her death was tragic because of the life she led. It is an undoubted fact that her lifestyle was in accord with what the Bible refers to as unnatural perversions (see Romans 1 v 24-28). Moreover, we read in 1st Cor. 6 v 9-10 that people who engage in this kind of activity “will not inherit the kingdom of God”. If we don’t inherit the kingdom of God when we die then there is only one other place we can go, and that fate is too horrible to bear thinking about. I don’t know if Lyra McKee repented of her lifestyle before she died; I truly hope she did – God is merciful to all who truly repent of their sins and accept Jesus Christ as their personal Saviour.

In 1st Cor. 6 v 11 we are told of people who formerly engaged in all manner of perversions being transformed by God’s power. It is my sincere wish that McKee came to experience the joy and forgiveness from God that comes from knowing Christ.

Finally, let us remember, that although God is merciful to those who repent and accept Christ, the day of Grace does not last forever. Anyone who is involved in a sinful lifestyle is gambling with their souls, and could be called to the judgement seat of Christ at a moment’s notice.

You’ll note, I’m sure –

  • the condescension and judgement implicit in buzzwords like ‘lifestyle’, ‘sinful’, ‘unnatural’, ‘perversion’; 
  • empty evangelical cliches such as ‘repentance’, ‘knowing Christ’, ‘merciful’, ‘joy and forgiveness’;
  • how ‘the Kingdom of God’, which Jesus and Paul predicted was coming to the Earth in the first century, is conflated with the much later but equally muddle-headed concept of Heaven;
  • how all of this sneakily condemns not only Lyra McKee but all gay people, as well as those who have had the good sense to avoid or ditch the Jesus scam.

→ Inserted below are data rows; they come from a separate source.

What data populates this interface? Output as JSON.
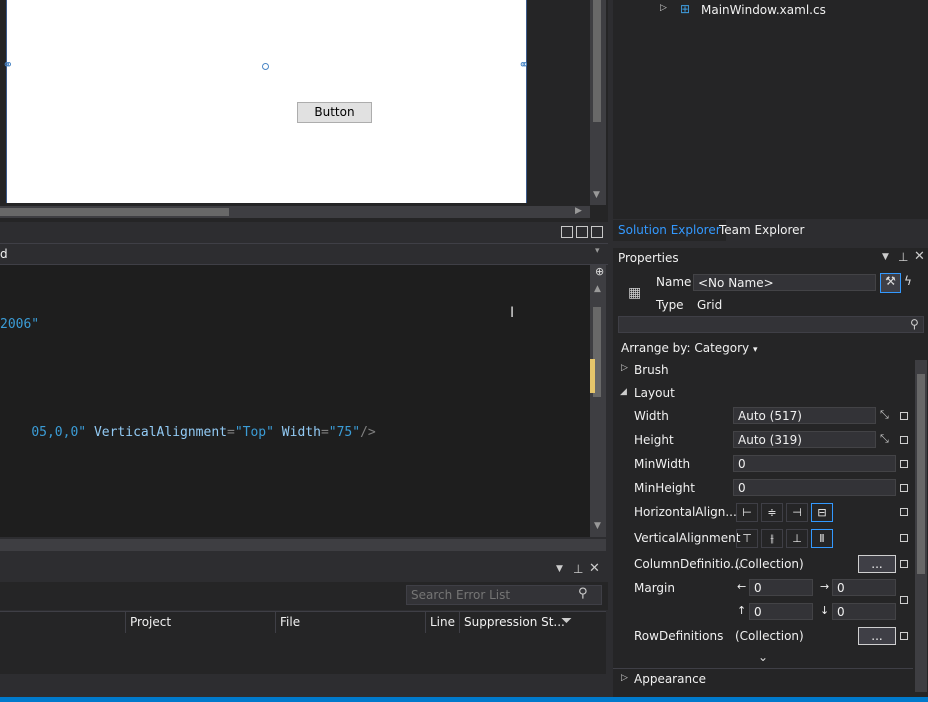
{
  "designer": {
    "button_label": "Button",
    "anchor_left_icon": "chain-link-icon",
    "anchor_right_icon": "chain-link-icon"
  },
  "xaml_bar": {
    "path_label": "d"
  },
  "editor": {
    "line1": "2006\"",
    "line2_a": "05,0,0\"",
    "line2_attr1": "VerticalAlignment",
    "line2_val1": "\"Top\"",
    "line2_attr2": "Width",
    "line2_val2": "\"75\"",
    "line2_end": "/>"
  },
  "error_list": {
    "search_placeholder": "Search Error List",
    "columns": [
      "Project",
      "File",
      "Line",
      "Suppression St..."
    ]
  },
  "solution_explorer": {
    "file_item": "MainWindow.xaml.cs",
    "tabs": [
      "Solution Explorer",
      "Team Explorer"
    ]
  },
  "properties": {
    "title": "Properties",
    "name_label": "Name",
    "name_value": "<No Name>",
    "type_label": "Type",
    "type_value": "Grid",
    "arrange_by": "Arrange by: Category",
    "categories": {
      "brush": "Brush",
      "layout": "Layout",
      "appearance": "Appearance"
    },
    "width_label": "Width",
    "width_value": "Auto (517)",
    "height_label": "Height",
    "height_value": "Auto (319)",
    "minwidth_label": "MinWidth",
    "minwidth_value": "0",
    "minheight_label": "MinHeight",
    "minheight_value": "0",
    "halign_label": "HorizontalAlign...",
    "valign_label": "VerticalAlignment",
    "coldefs_label": "ColumnDefinitio...",
    "coldefs_value": "(Collection)",
    "margin_label": "Margin",
    "margin_left": "0",
    "margin_right": "0",
    "margin_top": "0",
    "margin_bottom": "0",
    "rowdefs_label": "RowDefinitions",
    "rowdefs_value": "(Collection)",
    "ellipsis": "..."
  },
  "colors": {
    "accent": "#007acc",
    "selection": "#3399ff",
    "string": "#3b9cd6",
    "attribute": "#92caf4"
  }
}
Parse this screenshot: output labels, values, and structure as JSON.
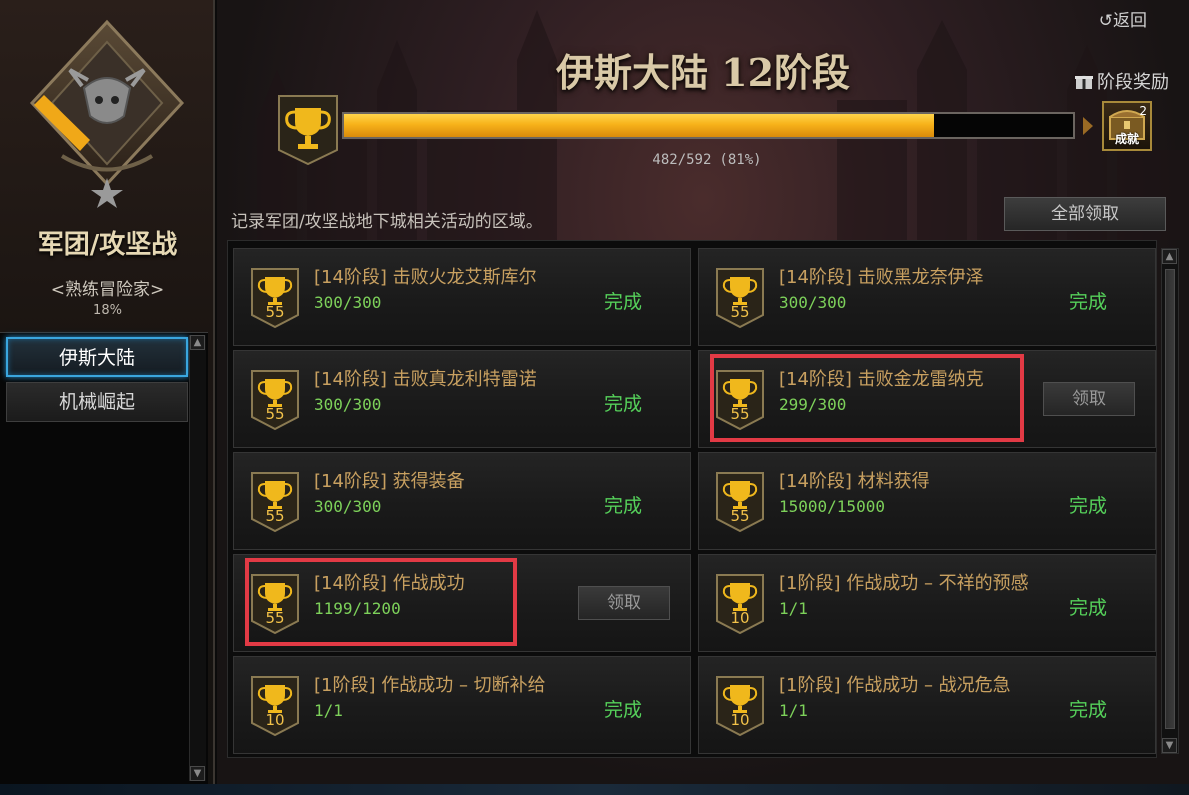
{
  "left_panel": {
    "title": "军团/攻坚战",
    "subtitle": "<熟练冒险家>",
    "percent": "18%",
    "nav_items": [
      {
        "label": "伊斯大陆",
        "active": true
      },
      {
        "label": "机械崛起",
        "active": false
      }
    ]
  },
  "header": {
    "back_label": "返回",
    "title": "伊斯大陆 12阶段",
    "stage_reward_label": "阶段奖励",
    "reward_chest_count": "2",
    "reward_chest_label": "成就",
    "progress_current": 482,
    "progress_max": 592,
    "progress_text": "482/592",
    "progress_percent_text": "(81%)",
    "progress_fraction": 0.81
  },
  "description": "记录军团/攻坚战地下城相关活动的区域。",
  "claim_all_label": "全部领取",
  "colors": {
    "progress_gold": "#f7b21a",
    "complete_green": "#55d05a",
    "highlight_red": "#e23a45",
    "active_blue": "#3aa6de"
  },
  "achievements": [
    {
      "level": "55",
      "name": "[14阶段] 击败火龙艾斯库尔",
      "progress": "300/300",
      "status": "完成",
      "claimable": false,
      "highlighted": false
    },
    {
      "level": "55",
      "name": "[14阶段] 击败黑龙奈伊泽",
      "progress": "300/300",
      "status": "完成",
      "claimable": false,
      "highlighted": false
    },
    {
      "level": "55",
      "name": "[14阶段] 击败真龙利特雷诺",
      "progress": "300/300",
      "status": "完成",
      "claimable": false,
      "highlighted": false
    },
    {
      "level": "55",
      "name": "[14阶段] 击败金龙雷纳克",
      "progress": "299/300",
      "status": "领取",
      "claimable": true,
      "highlighted": true
    },
    {
      "level": "55",
      "name": "[14阶段] 获得装备",
      "progress": "300/300",
      "status": "完成",
      "claimable": false,
      "highlighted": false
    },
    {
      "level": "55",
      "name": "[14阶段] 材料获得",
      "progress": "15000/15000",
      "status": "完成",
      "claimable": false,
      "highlighted": false
    },
    {
      "level": "55",
      "name": "[14阶段] 作战成功",
      "progress": "1199/1200",
      "status": "领取",
      "claimable": true,
      "highlighted": true
    },
    {
      "level": "10",
      "name": "[1阶段] 作战成功 – 不祥的预感",
      "progress": "1/1",
      "status": "完成",
      "claimable": false,
      "highlighted": false
    },
    {
      "level": "10",
      "name": "[1阶段] 作战成功 – 切断补给",
      "progress": "1/1",
      "status": "完成",
      "claimable": false,
      "highlighted": false
    },
    {
      "level": "10",
      "name": "[1阶段] 作战成功 – 战况危急",
      "progress": "1/1",
      "status": "完成",
      "claimable": false,
      "highlighted": false
    }
  ]
}
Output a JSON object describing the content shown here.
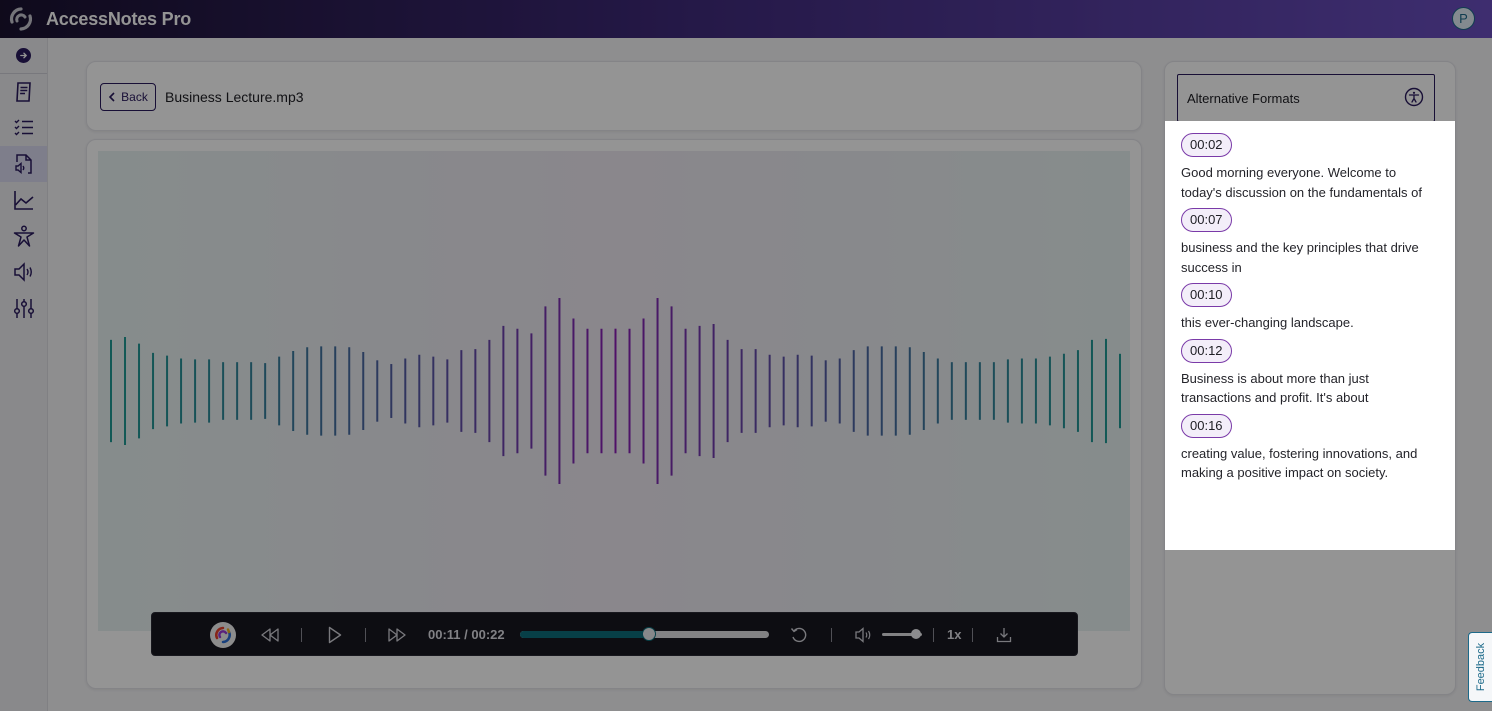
{
  "app": {
    "title": "AccessNotes Pro",
    "avatar_initial": "P"
  },
  "colors": {
    "brand_dark": "#2a1a5e",
    "accent_teal": "#0d6d7a",
    "wave_edge": "#1f9a94",
    "wave_center": "#8a1eb4"
  },
  "sidebar": {
    "items": [
      {
        "name": "notes",
        "icon": "document-icon",
        "active": false
      },
      {
        "name": "checklist",
        "icon": "checklist-icon",
        "active": false
      },
      {
        "name": "audio-file",
        "icon": "audio-file-icon",
        "active": true
      },
      {
        "name": "analytics",
        "icon": "line-chart-icon",
        "active": false
      },
      {
        "name": "accessibility",
        "icon": "accessibility-icon",
        "active": false
      },
      {
        "name": "speaker",
        "icon": "speaker-icon",
        "active": false
      },
      {
        "name": "settings",
        "icon": "sliders-icon",
        "active": false
      }
    ]
  },
  "header": {
    "back_label": "Back",
    "file_name": "Business Lecture.mp3"
  },
  "waveform": {
    "amplitudes": [
      0.55,
      0.58,
      0.51,
      0.41,
      0.38,
      0.35,
      0.34,
      0.34,
      0.31,
      0.31,
      0.31,
      0.3,
      0.37,
      0.43,
      0.47,
      0.48,
      0.48,
      0.47,
      0.42,
      0.33,
      0.29,
      0.35,
      0.39,
      0.37,
      0.34,
      0.44,
      0.45,
      0.55,
      0.7,
      0.67,
      0.62,
      0.91,
      1.0,
      0.78,
      0.67,
      0.67,
      0.67,
      0.67,
      0.78,
      1.0,
      0.91,
      0.67,
      0.7,
      0.72,
      0.55,
      0.45,
      0.45,
      0.39,
      0.37,
      0.39,
      0.38,
      0.33,
      0.35,
      0.44,
      0.48,
      0.48,
      0.48,
      0.47,
      0.42,
      0.35,
      0.31,
      0.31,
      0.31,
      0.31,
      0.34,
      0.35,
      0.35,
      0.37,
      0.4,
      0.44,
      0.55,
      0.56,
      0.4
    ]
  },
  "player": {
    "current_time": "00:11",
    "total_time": "00:22",
    "time_display": "00:11 / 00:22",
    "progress": 0.52,
    "volume": 0.85,
    "speed": "1x"
  },
  "alternative_formats": {
    "title": "Alternative Formats",
    "transcript": [
      {
        "time": "00:02",
        "text": "Good morning everyone. Welcome to today's discussion on the fundamentals of"
      },
      {
        "time": "00:07",
        "text": "business and the key principles that drive success in"
      },
      {
        "time": "00:10",
        "text": "this ever-changing landscape."
      },
      {
        "time": "00:12",
        "text": "Business is about more than just transactions and profit. It's about"
      },
      {
        "time": "00:16",
        "text": "creating value, fostering innovations, and making a positive impact on society."
      }
    ]
  },
  "feedback_label": "Feedback"
}
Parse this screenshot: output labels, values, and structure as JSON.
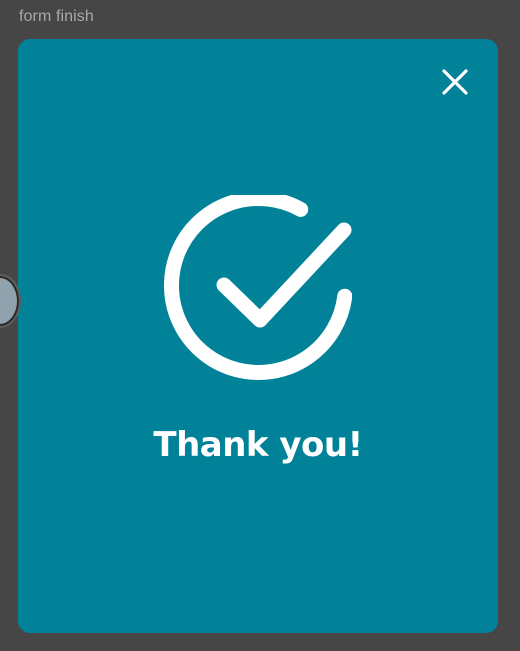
{
  "frame": {
    "label": "form finish"
  },
  "modal": {
    "background_color": "#028299",
    "close_icon": "close-icon",
    "success_icon": "check-circle-icon",
    "title": "Thank you!"
  },
  "canvas": {
    "background_color": "#464646",
    "connector_handle_color": "#8fa2ad"
  }
}
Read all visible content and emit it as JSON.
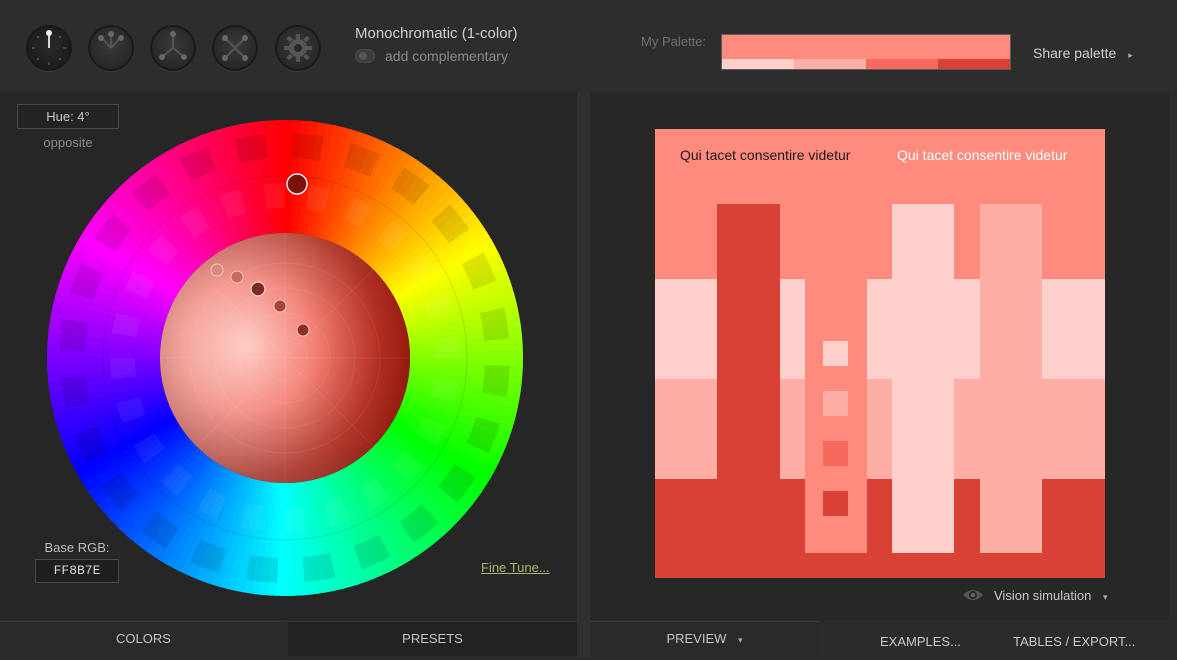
{
  "toolbar": {
    "scheme_buttons": [
      {
        "name": "mono-scheme",
        "active": true
      },
      {
        "name": "adjacent-scheme",
        "active": false
      },
      {
        "name": "triad-scheme",
        "active": false
      },
      {
        "name": "tetrad-scheme",
        "active": false
      },
      {
        "name": "free-style-scheme",
        "active": false
      }
    ],
    "scheme_title": "Monochromatic (1-color)",
    "add_complementary": "add complementary"
  },
  "palette": {
    "label": "My Palette:",
    "main_color": "#FF8B7E",
    "swatches": [
      "#FFD0CB",
      "#FFAEA5",
      "#F7695C",
      "#D84235"
    ],
    "share_label": "Share palette",
    "share_caret": "▸"
  },
  "colors_panel": {
    "hue_label": "Hue: 4°",
    "opposite_label": "opposite",
    "base_rgb_label": "Base RGB:",
    "base_rgb_value": "FF8B7E",
    "fine_tune_label": "Fine Tune..."
  },
  "preview": {
    "text": "Qui tacet consentire videtur",
    "text_colors": [
      "#1a1a1a",
      "#ffffff"
    ],
    "vision_label": "Vision simulation",
    "vision_caret": "▾"
  },
  "tabs": {
    "colors": "COLORS",
    "presets": "PRESETS",
    "preview": "PREVIEW",
    "preview_caret": "▾",
    "examples": "EXAMPLES...",
    "tables": "TABLES / EXPORT..."
  }
}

This callous, superficial and ever so ‘umble twaddle is what passes for the ‘gospel’ in the Christian bubble these days. Yes, Lyra’s death was terrible and wasteful, but not because a non-existent deity regarded her life as precious,  and certainly not because she was gay.

What I find really tragic is that there are still millions of people like Bob, who think magic salvation spells and empty promises about ‘eternal life’ are what make life meaningful.